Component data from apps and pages
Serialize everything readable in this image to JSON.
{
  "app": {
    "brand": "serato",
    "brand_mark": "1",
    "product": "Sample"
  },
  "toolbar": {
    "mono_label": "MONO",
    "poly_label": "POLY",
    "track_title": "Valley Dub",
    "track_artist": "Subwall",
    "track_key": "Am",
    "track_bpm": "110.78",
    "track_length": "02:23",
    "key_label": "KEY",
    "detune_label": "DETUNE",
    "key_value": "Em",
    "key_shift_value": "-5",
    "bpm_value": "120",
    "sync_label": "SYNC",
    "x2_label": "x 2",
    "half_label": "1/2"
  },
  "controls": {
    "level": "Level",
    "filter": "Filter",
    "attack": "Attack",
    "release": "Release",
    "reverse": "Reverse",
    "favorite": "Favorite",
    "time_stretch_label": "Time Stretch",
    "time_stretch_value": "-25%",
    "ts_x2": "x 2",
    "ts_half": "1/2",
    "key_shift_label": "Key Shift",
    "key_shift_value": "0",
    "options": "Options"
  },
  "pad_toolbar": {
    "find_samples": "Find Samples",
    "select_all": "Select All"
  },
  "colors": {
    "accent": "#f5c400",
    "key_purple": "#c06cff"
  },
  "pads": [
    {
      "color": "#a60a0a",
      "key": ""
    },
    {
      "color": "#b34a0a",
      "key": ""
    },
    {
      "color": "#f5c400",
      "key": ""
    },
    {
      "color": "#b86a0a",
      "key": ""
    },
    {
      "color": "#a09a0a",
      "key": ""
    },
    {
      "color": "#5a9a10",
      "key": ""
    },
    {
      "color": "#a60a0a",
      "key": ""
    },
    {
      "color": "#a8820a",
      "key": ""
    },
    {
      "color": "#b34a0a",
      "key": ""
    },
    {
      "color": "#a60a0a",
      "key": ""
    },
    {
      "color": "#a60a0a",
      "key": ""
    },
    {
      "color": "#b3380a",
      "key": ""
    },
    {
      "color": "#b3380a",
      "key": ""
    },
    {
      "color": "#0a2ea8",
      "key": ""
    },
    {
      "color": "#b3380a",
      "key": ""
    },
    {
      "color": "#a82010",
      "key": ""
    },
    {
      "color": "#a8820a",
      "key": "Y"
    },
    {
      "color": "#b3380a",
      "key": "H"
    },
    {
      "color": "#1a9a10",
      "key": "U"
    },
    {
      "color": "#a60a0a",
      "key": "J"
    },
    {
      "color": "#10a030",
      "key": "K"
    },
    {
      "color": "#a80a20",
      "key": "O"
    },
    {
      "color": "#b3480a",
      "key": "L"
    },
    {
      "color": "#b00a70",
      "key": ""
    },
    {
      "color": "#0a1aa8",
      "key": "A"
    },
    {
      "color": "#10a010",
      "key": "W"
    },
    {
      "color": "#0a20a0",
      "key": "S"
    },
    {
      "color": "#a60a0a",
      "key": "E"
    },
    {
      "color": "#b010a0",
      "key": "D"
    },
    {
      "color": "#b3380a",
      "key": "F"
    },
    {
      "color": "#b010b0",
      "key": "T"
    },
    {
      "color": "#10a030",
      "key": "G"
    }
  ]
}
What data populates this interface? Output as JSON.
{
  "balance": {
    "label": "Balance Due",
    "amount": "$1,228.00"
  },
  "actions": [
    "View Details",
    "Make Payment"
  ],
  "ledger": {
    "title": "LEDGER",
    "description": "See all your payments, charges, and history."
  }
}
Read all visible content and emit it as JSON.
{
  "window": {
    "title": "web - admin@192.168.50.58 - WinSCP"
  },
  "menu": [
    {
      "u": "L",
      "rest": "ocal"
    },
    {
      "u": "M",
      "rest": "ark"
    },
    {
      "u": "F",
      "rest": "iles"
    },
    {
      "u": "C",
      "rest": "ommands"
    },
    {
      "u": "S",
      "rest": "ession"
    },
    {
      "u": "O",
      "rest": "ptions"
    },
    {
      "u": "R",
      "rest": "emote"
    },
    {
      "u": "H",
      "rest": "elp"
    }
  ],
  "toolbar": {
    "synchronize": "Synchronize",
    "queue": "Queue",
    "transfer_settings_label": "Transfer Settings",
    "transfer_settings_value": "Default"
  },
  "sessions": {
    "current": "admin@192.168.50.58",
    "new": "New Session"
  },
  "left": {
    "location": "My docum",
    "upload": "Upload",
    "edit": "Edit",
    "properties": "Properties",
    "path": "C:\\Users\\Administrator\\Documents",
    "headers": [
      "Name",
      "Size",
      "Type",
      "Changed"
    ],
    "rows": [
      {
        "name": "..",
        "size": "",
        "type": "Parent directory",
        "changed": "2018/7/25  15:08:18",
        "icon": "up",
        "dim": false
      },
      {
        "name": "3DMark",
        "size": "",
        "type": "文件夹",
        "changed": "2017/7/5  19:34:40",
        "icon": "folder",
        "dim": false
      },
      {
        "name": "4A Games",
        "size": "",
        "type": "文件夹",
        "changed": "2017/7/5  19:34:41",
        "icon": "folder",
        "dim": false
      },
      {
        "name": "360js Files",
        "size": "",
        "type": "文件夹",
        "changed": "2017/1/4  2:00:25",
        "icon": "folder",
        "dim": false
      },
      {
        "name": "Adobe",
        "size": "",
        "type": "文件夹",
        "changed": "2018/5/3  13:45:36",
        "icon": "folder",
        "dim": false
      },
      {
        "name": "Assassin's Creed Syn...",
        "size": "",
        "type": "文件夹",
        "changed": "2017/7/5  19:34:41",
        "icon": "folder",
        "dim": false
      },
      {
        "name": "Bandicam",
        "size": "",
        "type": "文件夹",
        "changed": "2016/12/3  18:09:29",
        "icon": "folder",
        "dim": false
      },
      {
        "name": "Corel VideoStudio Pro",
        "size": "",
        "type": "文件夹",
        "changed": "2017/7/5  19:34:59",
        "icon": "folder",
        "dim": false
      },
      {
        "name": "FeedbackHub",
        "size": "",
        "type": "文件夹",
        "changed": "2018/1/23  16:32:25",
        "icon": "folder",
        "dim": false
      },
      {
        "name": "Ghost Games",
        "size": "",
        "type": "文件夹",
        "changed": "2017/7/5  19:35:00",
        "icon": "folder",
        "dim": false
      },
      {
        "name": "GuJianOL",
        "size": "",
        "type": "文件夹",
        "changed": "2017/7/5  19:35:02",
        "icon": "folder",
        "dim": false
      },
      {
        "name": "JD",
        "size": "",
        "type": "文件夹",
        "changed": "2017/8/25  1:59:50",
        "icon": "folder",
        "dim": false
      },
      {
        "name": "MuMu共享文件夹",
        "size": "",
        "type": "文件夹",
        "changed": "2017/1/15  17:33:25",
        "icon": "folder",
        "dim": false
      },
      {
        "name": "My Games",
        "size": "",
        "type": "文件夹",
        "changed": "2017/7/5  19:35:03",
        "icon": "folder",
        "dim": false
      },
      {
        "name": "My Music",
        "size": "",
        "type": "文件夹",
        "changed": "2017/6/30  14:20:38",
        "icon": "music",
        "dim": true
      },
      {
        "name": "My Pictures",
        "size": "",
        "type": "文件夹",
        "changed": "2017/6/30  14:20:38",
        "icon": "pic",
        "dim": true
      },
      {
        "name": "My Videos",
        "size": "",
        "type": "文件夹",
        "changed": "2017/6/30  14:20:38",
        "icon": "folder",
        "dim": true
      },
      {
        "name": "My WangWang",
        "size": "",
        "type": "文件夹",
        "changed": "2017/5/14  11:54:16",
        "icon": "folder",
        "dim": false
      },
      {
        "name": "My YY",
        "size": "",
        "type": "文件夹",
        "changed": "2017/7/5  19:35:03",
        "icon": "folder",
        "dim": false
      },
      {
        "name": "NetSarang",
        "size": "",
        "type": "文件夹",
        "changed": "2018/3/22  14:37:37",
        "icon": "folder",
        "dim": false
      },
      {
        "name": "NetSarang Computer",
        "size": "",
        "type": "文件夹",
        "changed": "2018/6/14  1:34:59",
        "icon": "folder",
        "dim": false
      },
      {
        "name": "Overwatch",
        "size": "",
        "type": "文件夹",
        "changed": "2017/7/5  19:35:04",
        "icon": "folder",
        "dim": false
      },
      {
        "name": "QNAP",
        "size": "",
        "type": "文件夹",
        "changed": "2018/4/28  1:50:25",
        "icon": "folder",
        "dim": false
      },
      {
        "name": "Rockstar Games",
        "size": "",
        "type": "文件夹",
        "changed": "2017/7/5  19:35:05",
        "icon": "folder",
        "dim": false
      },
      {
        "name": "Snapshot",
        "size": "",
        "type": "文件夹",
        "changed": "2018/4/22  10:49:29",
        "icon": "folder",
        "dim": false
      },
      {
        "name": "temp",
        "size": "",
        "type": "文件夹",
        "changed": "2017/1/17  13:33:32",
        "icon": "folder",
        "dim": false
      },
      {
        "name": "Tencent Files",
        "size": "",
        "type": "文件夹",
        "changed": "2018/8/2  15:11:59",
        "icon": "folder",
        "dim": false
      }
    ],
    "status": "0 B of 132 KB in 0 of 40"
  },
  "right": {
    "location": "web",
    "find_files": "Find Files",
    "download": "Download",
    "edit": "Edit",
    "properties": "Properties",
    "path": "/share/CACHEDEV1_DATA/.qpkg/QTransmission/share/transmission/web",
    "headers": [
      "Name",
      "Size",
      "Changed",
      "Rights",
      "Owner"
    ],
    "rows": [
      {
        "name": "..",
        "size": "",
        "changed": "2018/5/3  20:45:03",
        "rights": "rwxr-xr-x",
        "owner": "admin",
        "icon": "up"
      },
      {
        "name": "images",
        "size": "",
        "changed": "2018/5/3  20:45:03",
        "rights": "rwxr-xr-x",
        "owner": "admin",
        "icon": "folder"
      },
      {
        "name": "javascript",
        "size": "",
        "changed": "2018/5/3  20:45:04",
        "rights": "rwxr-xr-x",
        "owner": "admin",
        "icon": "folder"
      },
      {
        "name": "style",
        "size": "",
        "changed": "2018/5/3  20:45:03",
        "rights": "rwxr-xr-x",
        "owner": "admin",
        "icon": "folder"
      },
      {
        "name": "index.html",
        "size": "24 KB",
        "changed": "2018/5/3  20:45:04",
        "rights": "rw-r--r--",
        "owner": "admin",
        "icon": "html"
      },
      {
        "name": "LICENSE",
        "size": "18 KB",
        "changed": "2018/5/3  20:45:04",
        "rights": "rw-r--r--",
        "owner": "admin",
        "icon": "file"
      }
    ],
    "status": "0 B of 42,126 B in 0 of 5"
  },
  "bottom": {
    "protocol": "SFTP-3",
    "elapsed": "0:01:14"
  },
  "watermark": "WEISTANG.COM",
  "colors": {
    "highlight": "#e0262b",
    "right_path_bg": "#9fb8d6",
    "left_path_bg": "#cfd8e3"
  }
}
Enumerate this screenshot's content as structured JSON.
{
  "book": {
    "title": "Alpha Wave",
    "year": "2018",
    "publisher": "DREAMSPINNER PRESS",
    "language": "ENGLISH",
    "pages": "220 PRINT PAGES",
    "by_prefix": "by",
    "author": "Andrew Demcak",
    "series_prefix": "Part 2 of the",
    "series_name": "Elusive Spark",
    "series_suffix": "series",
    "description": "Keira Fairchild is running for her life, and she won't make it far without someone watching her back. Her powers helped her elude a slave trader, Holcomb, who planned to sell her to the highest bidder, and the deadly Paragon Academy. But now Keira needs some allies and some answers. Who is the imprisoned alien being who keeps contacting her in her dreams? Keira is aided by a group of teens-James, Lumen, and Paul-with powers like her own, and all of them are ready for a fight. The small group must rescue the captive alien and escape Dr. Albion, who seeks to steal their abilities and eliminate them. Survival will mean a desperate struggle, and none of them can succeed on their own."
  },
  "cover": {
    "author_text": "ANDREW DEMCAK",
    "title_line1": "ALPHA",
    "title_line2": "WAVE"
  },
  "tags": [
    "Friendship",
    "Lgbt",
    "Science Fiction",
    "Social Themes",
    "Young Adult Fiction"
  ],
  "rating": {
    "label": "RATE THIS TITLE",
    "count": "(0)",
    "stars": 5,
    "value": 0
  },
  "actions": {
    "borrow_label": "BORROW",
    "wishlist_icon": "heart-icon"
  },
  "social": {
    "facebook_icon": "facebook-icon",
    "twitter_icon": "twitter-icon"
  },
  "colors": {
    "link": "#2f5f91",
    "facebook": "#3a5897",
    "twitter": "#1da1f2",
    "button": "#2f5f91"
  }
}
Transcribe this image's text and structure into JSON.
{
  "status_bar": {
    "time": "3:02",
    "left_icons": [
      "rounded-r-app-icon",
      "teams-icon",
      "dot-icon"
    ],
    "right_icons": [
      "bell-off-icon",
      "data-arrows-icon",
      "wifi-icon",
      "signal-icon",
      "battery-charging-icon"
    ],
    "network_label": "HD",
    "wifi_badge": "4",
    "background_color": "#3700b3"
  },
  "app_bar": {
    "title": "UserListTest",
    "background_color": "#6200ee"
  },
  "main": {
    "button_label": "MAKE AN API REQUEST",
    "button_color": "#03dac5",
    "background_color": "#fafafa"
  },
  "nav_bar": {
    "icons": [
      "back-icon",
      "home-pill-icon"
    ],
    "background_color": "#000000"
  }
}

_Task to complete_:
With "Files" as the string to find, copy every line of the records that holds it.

_Expected answer_:
        "name": "360js Files",
        "name": "Tencent Files",
    "find_files": "Find Files",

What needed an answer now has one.